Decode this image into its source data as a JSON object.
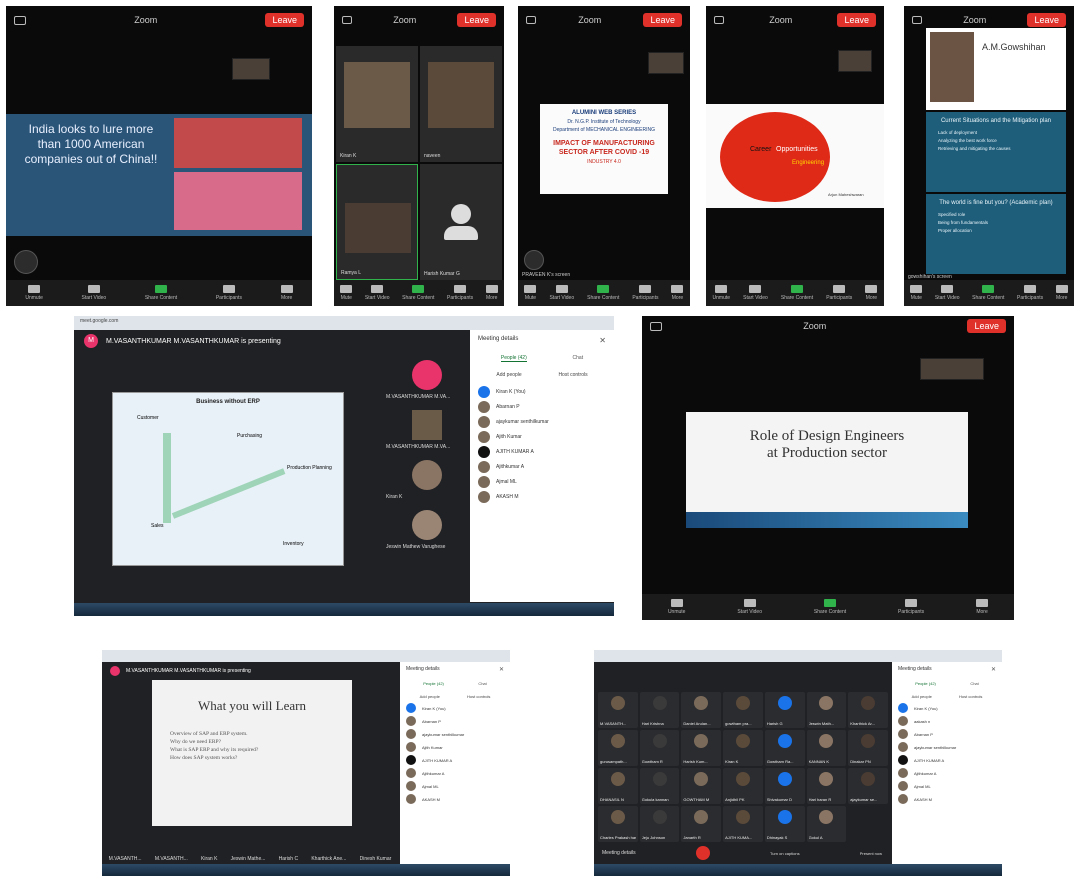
{
  "shot1": {
    "title": "Zoom",
    "leave": "Leave",
    "slide_text": "India looks to lure more than 1000 American companies out of China!!",
    "toolbar": [
      "Unmute",
      "Start Video",
      "Share Content",
      "Participants",
      "More"
    ]
  },
  "shot2": {
    "title": "Zoom",
    "leave": "Leave",
    "tiles": [
      "Kiran K",
      "naveen",
      "Ramya L",
      "Harish Kumar G"
    ],
    "toolbar": [
      "Mute",
      "Start Video",
      "Share Content",
      "Participants",
      "More"
    ]
  },
  "shot3": {
    "title": "Zoom",
    "leave": "Leave",
    "slide": {
      "series": "ALUMINI WEB SERIES",
      "institute": "Dr. N.G.P. Institute of Technology",
      "dept": "Department of MECHANICAL ENGINEERING",
      "heading": "IMPACT OF MANUFACTURING SECTOR AFTER COVID -19",
      "sub": "INDUSTRY 4.0"
    },
    "screen_label": "PRAVEEN K's screen",
    "toolbar": [
      "Mute",
      "Start Video",
      "Share Content",
      "Participants",
      "More"
    ]
  },
  "shot4": {
    "title": "Zoom",
    "leave": "Leave",
    "slide": {
      "w1": "Career",
      "w2": "Opportunities",
      "w3": "Engineering",
      "author": "Arjun Maheshwaran"
    },
    "toolbar": [
      "Unmute",
      "Start Video",
      "Share Content",
      "Participants",
      "More"
    ]
  },
  "shot5": {
    "title": "Zoom",
    "leave": "Leave",
    "presenter": "A.M.Gowshihan",
    "box1_title": "Current Situations and the Mitigation plan",
    "box1_items": [
      "Lack of deployment",
      "Analyzing the best work force",
      "Retrieving and mitigating the causes"
    ],
    "box2_title": "The world is fine but you? (Academic plan)",
    "box2_items": [
      "Specified role",
      "Being from fundamentals",
      "Proper allocation"
    ],
    "screen_label": "gowshihan's screen",
    "toolbar": [
      "Mute",
      "Start Video",
      "Share Content",
      "Participants",
      "More"
    ]
  },
  "shot6": {
    "presenting": "M.VASANTHKUMAR M.VASANTHKUMAR is presenting",
    "url": "meet.google.com",
    "slide_title": "Business without ERP",
    "diagram": [
      "Customer",
      "Purchasing",
      "Production Planning",
      "Inventory",
      "Sales"
    ],
    "tiles": [
      "M.VASANTHKUMAR M.VA...",
      "M.VASANTHKUMAR M.VA...",
      "Kiran K",
      "Jeswin Mathew Varughese"
    ],
    "panel_title": "Meeting details",
    "tab_people": "People (42)",
    "tab_chat": "Chat",
    "add_people": "Add people",
    "host_controls": "Host controls",
    "people": [
      "Kiran K (You)",
      "Abarnan P",
      "ajaykumar senthilkumar",
      "Ajith Kumar",
      "AJITH KUMAR A",
      "Ajithkumar A",
      "Ajmal ML",
      "AKASH M"
    ]
  },
  "shot7": {
    "title": "Zoom",
    "leave": "Leave",
    "slide_line1": "Role of Design Engineers",
    "slide_line2": "at Production sector",
    "toolbar": [
      "Unmute",
      "Start Video",
      "Share Content",
      "Participants",
      "More"
    ]
  },
  "shot8": {
    "presenting": "M.VASANTHKUMAR M.VASANTHKUMAR is presenting",
    "slide_title": "What you will Learn",
    "bullets": [
      "Overview of SAP and ERP system.",
      "Why do we need ERP?",
      "What is SAP ERP and why its required?",
      "How does SAP system works?"
    ],
    "bottom_tiles": [
      "M.VASANTH...",
      "M.VASANTH...",
      "Kiran K",
      "Jeswin Mathe...",
      "Harish C",
      "Kharthick Ane...",
      "Dinesh Kumar"
    ],
    "panel_title": "Meeting details",
    "tab_people": "People (42)",
    "tab_chat": "Chat",
    "add_people": "Add people",
    "host_controls": "Host controls",
    "people": [
      "Kiran K (You)",
      "Abarnan P",
      "ajaykumar senthilkumar",
      "Ajith Kumar",
      "AJITH KUMAR A",
      "Ajithkumar A",
      "Ajmal ML",
      "AKASH M"
    ]
  },
  "shot9": {
    "grid_names": [
      "M.VASANTH...",
      "Hari Krishna",
      "Daniel Arulan...",
      "gowtham pra...",
      "Harish G",
      "Jeswin Math...",
      "Kharthick Ar...",
      "gurusampath...",
      "Gowtham R",
      "Harish Kum...",
      "Kiran K",
      "Gowtham Ra...",
      "KANNAN K",
      "Dinakar PN",
      "DHANASIL N",
      "Gokula kannan",
      "GOWTHAM M",
      "Anjidhil PK",
      "Shivakumar D",
      "Hari haran R",
      "ajaykumar se...",
      "Charles Prakash has left the meeting",
      "Jeju Johnson",
      "Janarth R",
      "AJITH KUMA...",
      "Dhinayak S",
      "Gokul A"
    ],
    "bottom_left": "Meeting details",
    "turn_on_captions": "Turn on captions",
    "present_now": "Present now",
    "panel_title": "Meeting details",
    "tab_people": "People (42)",
    "tab_chat": "Chat",
    "add_people": "Add people",
    "host_controls": "Host controls",
    "people": [
      "Kiran K (You)",
      "aakash n",
      "Abarnan P",
      "ajaykumar senthilkumar",
      "AJITH KUMAR A",
      "Ajithkumar A",
      "Ajmal ML",
      "AKASH M"
    ]
  }
}
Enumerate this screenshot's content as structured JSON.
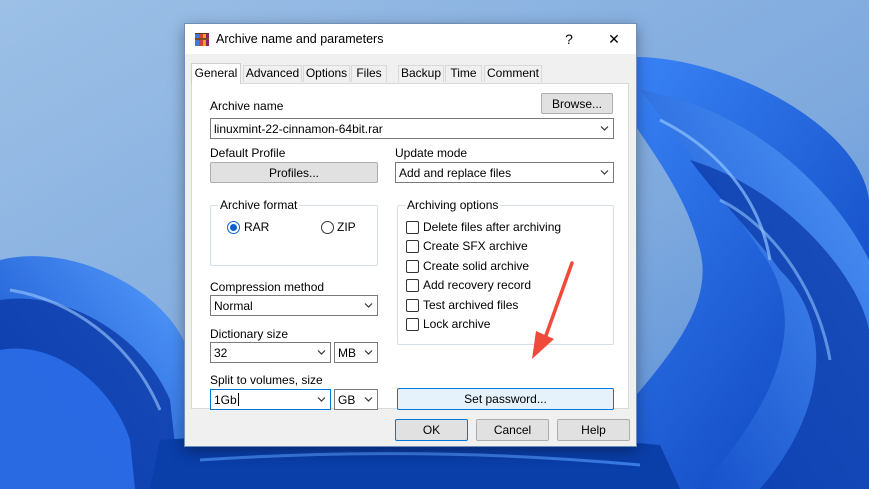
{
  "colors": {
    "accent": "#0078d7",
    "arrow": "#f04a3a",
    "wallpaper": "#1e5dd7"
  },
  "window": {
    "title": "Archive name and parameters",
    "help": "?",
    "close": "✕"
  },
  "tabs": [
    "General",
    "Advanced",
    "Options",
    "Files",
    "Backup",
    "Time",
    "Comment"
  ],
  "general": {
    "archive_name_label": "Archive name",
    "browse_label": "Browse...",
    "archive_name_value": "linuxmint-22-cinnamon-64bit.rar",
    "default_profile_label": "Default Profile",
    "profiles_label": "Profiles...",
    "update_mode_label": "Update mode",
    "update_mode_value": "Add and replace files",
    "archive_format": {
      "title": "Archive format",
      "options": [
        "RAR",
        "ZIP"
      ],
      "selected": "RAR"
    },
    "compression_method_label": "Compression method",
    "compression_method_value": "Normal",
    "dictionary_size_label": "Dictionary size",
    "dictionary_size_value": "32",
    "dictionary_unit": "MB",
    "split_label": "Split to volumes, size",
    "split_value": "1Gb",
    "split_unit": "GB",
    "archiving_options": {
      "title": "Archiving options",
      "items": [
        "Delete files after archiving",
        "Create SFX archive",
        "Create solid archive",
        "Add recovery record",
        "Test archived files",
        "Lock archive"
      ]
    },
    "set_password_label": "Set password..."
  },
  "footer": {
    "ok": "OK",
    "cancel": "Cancel",
    "help": "Help"
  }
}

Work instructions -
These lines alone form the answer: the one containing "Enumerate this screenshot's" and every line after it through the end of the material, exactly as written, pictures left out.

Exercise output -
Enumerate this screenshot's content as structured JSON.
{
  "colors": {
    "accent": "#0078d7",
    "arrow": "#f04a3a",
    "wallpaper": "#1e5dd7"
  },
  "window": {
    "title": "Archive name and parameters",
    "help": "?",
    "close": "✕"
  },
  "tabs": [
    "General",
    "Advanced",
    "Options",
    "Files",
    "Backup",
    "Time",
    "Comment"
  ],
  "general": {
    "archive_name_label": "Archive name",
    "browse_label": "Browse...",
    "archive_name_value": "linuxmint-22-cinnamon-64bit.rar",
    "default_profile_label": "Default Profile",
    "profiles_label": "Profiles...",
    "update_mode_label": "Update mode",
    "update_mode_value": "Add and replace files",
    "archive_format": {
      "title": "Archive format",
      "options": [
        "RAR",
        "ZIP"
      ],
      "selected": "RAR"
    },
    "compression_method_label": "Compression method",
    "compression_method_value": "Normal",
    "dictionary_size_label": "Dictionary size",
    "dictionary_size_value": "32",
    "dictionary_unit": "MB",
    "split_label": "Split to volumes, size",
    "split_value": "1Gb",
    "split_unit": "GB",
    "archiving_options": {
      "title": "Archiving options",
      "items": [
        "Delete files after archiving",
        "Create SFX archive",
        "Create solid archive",
        "Add recovery record",
        "Test archived files",
        "Lock archive"
      ]
    },
    "set_password_label": "Set password..."
  },
  "footer": {
    "ok": "OK",
    "cancel": "Cancel",
    "help": "Help"
  }
}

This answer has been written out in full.